### WHAT NEEDS TO BE DONE
Find the word "老男孩教育" in the data, then copy each line where it is found.
*** DATA ***
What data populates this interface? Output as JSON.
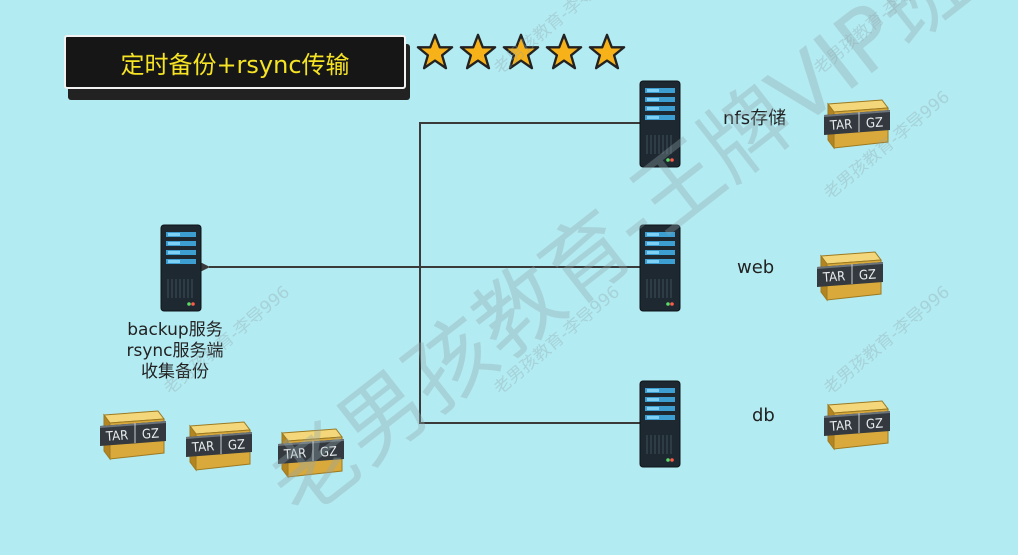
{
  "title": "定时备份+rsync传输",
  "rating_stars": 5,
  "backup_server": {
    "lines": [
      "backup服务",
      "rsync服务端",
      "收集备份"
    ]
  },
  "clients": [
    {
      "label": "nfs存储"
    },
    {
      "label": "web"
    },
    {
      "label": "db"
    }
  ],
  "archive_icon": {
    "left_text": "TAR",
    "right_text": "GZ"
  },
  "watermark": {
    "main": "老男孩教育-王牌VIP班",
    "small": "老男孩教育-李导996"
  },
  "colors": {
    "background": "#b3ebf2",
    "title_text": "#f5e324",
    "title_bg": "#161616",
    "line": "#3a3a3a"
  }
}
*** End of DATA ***
### PROBLEM SOLUTION
    "main": "老男孩教育-王牌VIP班",
    "small": "老男孩教育-李导996"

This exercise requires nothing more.